To know the right rule of origin for goods in a free trade agreement, the first thing to know is the tariff classification, said Nott. To learn that, companies can ask for a ruling from the government on what the classification should be. That way, the government is obliged to adhere to that classification. But be careful what you wish for, she cautioned. “You look at the rule of origin for Z and now you’re, ‘oh my goodness, all my supply and all my procurement contracts, now I don’t qualify,’” Nott said. “So how do you ensure that you’re dealing with the right tariff classification? Get a ruling, but beware. Do your homework before you actually request it.”
In wrapping up, the group discussed transportation modes and effective ways to shift among those modes. A trend that Fabios noted was, while airfreight was once the main way to move cargo, ocean freight is becoming more common. That shift is mainly the result of cost, he said. Still, the mode chosen depends on factors like the model a company chooses to support its supply chain, the commodity imported and the type of customer being serviced. “Is it a just-in-time model? Is it a model where you want to maintain a warehouse here in Canada? A bonded situation?” said Fabios. “When it’s trade with the US, we’re seeing a lot more truck than anything else, where in certain circumstances you would see a courier air shipment coming up, now they’re saying to themselves, ‘I can wait for a couple of days, it’s not that big a deal.’”
What modes a company uses, and what can be done to mitigate challenges, depends on the industry a company is operating in, said Kreller. In consumer electronics, in which products become obsolete relatively quickly, airfreight is often the first choice, he said. “We’re using ocean pretty much when we’re shipping overseas,” Kreller noted. “We’ll have to airfreight something based on the customer’s urgency, but they’re paying for that.
Much of the focus now is on adaptability, said Snowden, and with the cost of ocean freight low, companies are building time into the process. But the challenge is that, if something goes wrong on the ocean, it’s virtually impossible to recover. “When something goes sideways like a Hanjin (bankruptcy) or a port strike or your containers are called for exam, what do you do? Then you air freight. Then you’re over-flying the next order,” she said.
The time it takes for shipments to cross the Pacific to Canada may be quick, but goods may then dwell in the Vancouver or Prince Rupert terminals, thereby lengthening the overall journey. Infrastructure needs to catch up to the larger container vessels that now cross the Pacific. Unfortunately, the cost to freight goods across the country from the West Coast is similar to that of moving a container from Shanghai to Toronto, Russell noted. “Rail car, truck, it’s pretty costly, especially across Canada,” he said. “In wholesale distribution, the last thing you want is to start moving product from warehouse to warehouse to warehouse, because now you’ve got all the extra material handling involved, so you try to do full containers directly into primary DCs.”

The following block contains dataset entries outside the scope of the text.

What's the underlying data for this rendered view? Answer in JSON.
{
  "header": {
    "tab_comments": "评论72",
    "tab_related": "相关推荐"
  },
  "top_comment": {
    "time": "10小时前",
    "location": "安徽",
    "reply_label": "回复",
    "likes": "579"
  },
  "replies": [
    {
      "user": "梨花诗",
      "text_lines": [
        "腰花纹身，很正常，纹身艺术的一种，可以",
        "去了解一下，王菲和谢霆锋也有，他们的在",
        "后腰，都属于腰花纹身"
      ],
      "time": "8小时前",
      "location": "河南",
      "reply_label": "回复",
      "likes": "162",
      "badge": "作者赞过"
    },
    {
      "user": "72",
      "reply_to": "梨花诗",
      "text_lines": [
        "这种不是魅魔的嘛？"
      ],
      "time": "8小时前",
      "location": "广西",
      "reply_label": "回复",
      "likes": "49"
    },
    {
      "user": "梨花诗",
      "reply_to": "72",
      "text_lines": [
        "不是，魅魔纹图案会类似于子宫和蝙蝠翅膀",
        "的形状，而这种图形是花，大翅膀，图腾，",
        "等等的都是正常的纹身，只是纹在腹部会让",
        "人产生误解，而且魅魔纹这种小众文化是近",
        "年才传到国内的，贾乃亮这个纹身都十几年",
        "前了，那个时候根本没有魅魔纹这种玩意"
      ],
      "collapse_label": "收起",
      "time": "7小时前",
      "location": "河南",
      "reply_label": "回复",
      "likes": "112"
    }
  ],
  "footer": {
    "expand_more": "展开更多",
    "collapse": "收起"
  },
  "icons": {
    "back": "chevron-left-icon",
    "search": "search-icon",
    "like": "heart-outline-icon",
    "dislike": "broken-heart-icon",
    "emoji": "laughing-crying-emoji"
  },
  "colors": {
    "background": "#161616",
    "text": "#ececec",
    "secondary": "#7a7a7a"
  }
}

Cross-border shipping is an endeavor filled with challenges—but there’s no shortage of resources available to help deal with those challenges. Supply chain and procurement professionals would do well to tap those resources when dealing with this complex but crucial component of the supply chain.